If any of those good reasons apply to you, take these four steps to close a credit card the right away.

1. Pay down all other balances first.
Get all your account balances low first. Get them to $0 if you can, so you can stop paying interest entirely. Having low balances across all your cards lessens the impact that closing one account will have on your ratio of debt to available credit. That ratio constitutes about 30% of your FICO score.

Debt utilization formula: Here's an example of the ratio in action. Let's say you have $9,000 in total available credit across three accounts. One card balance is $0, while the other cards have balances of $1,200 and $1,400.

Total debt ÷ total available credit = debt utilization
($1,200 + $1,400) ÷ $9,000 = 29%

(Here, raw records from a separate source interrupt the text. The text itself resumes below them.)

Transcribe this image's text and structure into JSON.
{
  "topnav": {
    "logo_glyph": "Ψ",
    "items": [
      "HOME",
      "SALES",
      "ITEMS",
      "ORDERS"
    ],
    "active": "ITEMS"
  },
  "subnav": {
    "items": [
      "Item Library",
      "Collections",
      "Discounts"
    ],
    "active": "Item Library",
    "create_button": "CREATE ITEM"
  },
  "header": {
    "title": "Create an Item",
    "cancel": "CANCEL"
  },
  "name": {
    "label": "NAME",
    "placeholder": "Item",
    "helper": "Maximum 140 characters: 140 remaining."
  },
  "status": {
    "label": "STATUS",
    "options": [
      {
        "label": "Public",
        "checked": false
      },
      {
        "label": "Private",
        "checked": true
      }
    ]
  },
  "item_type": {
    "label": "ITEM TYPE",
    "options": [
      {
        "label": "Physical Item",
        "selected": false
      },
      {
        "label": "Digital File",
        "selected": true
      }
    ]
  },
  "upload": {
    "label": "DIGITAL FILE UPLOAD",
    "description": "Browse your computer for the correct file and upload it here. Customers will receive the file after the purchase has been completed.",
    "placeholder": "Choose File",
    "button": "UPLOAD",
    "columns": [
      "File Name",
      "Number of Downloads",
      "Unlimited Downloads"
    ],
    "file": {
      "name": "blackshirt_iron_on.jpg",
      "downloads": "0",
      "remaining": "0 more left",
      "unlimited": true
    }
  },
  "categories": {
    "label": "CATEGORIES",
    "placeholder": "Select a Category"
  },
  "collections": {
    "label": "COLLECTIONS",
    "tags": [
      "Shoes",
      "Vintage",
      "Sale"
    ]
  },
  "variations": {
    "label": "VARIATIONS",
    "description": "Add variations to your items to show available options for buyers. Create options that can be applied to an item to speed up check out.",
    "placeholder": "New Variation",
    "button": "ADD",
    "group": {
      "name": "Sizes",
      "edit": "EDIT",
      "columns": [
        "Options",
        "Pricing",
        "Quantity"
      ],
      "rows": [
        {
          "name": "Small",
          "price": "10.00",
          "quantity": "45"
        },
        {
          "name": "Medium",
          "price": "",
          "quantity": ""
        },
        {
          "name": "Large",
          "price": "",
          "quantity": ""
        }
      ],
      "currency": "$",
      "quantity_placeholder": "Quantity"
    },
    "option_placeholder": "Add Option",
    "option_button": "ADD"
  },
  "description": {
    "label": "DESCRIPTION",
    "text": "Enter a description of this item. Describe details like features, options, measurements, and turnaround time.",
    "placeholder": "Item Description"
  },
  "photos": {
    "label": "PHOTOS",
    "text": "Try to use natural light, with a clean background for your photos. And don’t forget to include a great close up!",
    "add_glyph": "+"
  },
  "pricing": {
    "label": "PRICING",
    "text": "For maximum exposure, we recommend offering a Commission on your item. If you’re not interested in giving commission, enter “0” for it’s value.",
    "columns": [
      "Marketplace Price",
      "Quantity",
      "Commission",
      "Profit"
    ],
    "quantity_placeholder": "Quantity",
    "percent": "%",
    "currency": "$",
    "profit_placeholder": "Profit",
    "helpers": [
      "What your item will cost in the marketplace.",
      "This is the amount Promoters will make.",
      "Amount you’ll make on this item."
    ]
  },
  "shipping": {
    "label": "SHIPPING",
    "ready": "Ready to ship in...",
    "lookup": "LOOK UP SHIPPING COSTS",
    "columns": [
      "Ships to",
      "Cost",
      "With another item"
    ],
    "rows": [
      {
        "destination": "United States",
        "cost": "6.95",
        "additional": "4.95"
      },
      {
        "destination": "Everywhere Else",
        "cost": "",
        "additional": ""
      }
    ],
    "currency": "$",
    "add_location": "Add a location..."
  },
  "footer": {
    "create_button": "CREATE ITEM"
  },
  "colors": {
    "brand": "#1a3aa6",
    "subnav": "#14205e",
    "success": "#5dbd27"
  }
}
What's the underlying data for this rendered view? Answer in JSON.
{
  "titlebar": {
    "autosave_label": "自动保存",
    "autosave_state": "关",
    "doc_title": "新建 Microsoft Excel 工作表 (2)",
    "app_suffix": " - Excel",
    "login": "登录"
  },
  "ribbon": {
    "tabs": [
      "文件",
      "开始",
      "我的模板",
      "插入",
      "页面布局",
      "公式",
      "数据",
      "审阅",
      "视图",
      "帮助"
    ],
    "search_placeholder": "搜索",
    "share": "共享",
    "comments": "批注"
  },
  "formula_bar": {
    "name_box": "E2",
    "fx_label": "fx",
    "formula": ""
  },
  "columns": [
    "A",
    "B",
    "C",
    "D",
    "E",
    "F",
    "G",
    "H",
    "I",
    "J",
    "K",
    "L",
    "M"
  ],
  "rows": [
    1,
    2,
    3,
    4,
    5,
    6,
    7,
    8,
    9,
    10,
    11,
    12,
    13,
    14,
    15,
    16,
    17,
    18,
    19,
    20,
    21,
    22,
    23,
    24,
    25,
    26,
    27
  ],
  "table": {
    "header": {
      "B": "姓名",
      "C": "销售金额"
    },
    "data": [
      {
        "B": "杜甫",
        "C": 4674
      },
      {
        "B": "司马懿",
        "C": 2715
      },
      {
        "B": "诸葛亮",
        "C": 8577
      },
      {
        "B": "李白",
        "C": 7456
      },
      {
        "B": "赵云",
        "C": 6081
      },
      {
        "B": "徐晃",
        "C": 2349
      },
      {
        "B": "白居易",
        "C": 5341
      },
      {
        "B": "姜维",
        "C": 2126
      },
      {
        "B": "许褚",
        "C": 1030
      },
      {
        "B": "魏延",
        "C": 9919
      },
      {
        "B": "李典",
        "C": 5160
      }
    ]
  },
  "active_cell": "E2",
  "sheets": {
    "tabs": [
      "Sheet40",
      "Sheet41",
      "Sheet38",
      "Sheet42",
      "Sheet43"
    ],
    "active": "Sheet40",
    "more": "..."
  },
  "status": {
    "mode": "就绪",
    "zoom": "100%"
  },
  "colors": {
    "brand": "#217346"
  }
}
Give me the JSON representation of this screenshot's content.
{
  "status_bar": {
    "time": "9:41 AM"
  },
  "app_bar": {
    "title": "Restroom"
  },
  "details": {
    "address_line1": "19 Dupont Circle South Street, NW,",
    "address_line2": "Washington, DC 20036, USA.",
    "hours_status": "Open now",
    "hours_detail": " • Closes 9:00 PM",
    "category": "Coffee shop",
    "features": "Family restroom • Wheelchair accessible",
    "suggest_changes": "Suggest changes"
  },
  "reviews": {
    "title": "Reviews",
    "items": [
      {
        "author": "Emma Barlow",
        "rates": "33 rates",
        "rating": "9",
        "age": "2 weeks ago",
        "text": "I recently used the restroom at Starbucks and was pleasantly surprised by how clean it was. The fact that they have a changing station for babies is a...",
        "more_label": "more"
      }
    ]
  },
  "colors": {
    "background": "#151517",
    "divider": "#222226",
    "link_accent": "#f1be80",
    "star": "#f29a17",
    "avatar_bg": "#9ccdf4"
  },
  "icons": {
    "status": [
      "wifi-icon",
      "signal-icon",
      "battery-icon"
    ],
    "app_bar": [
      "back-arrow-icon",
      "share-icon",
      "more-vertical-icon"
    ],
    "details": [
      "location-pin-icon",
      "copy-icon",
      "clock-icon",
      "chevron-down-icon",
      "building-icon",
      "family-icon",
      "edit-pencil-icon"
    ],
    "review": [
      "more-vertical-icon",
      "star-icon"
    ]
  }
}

A ratio of 29% is good. Financial advisors recommend keeping your ratio under 30%.

Closing an account will shrink your available credit. Say the limit on the empty card is $3,000. If you close it, you drop your available credit from $9,000 to $6,000. Your debt utilization climbs to 43%.

($1,200 + $1,400) ÷ $6,000 = 43%

Before closing any account, you should pay down all the balances. This way, after you close the account, your debt utilization ratio will remain strong because although you shrank your available credit you also shrank your debt.

To continue with the above example, once you've paid down the balances to $1,800 in total, you can close the unused account and still be at 30% debt utilization.

$1,800 ÷ $6,000 = 30%

2. Take advantage of any perks the card owes you.
You might have rewards waiting on the card, like ride-hailing app credits or airline miles. You earned them, so strive to use them before you close the account.

3. Call the credit card company to cancel, and ask for written confirmation.
Your call might be transferred once or twice, but eventually you'll get connected to someone who can verify that your balance is $0 and then close the account. Ask for written proof that the account is closed (not hibernated, not suspended, but closed). As proof, don't accept an email that only says something like, "It has been a pleasure handling your request today." You want to see the word closed.

4. Check your credit reports over the next 4-6 weeks.
Make sure the account is shown as closed by the cardholder, not that it has a balance of $0 (only an open account can have a balance). Your credit reports should say, "Closed by cardholder."

The only place for a truly free credit report: Order your free credit reports on the government-backed site annualcreditreport.com, the only site authorized by the FTC to give you free credit reports. Follow that link only; if you try searching the web for free credit reports, you'll get a slew of paid credit-monitoring offers disguised as free reports.

The Card's History Still Follows You

Don't worry that closing a credit card will also close one chapter of your fine credit history. Your responsible use of the card and your unbroken string of on-time payments won't be forgotten. FICO considers the good history of accounts for 10 years after closure.

The flipside of this, of course, is that bad history on a credit card won't go away either after you close it. Thinking that you can shake a bad track record is another wrong reason for closing an account.

Conclusion

Your credit cards matter in a mortgage (or refi) application, but less is not necessarily more. By itself, eliminating a card won't raise your credit score because having fewer cards means less available credit. You want to pay down all balances but not shrink your available credit. There are good reasons to close a credit card account, as we've discussed above, but getting ready to apply for a mortgage or refi is not one of them.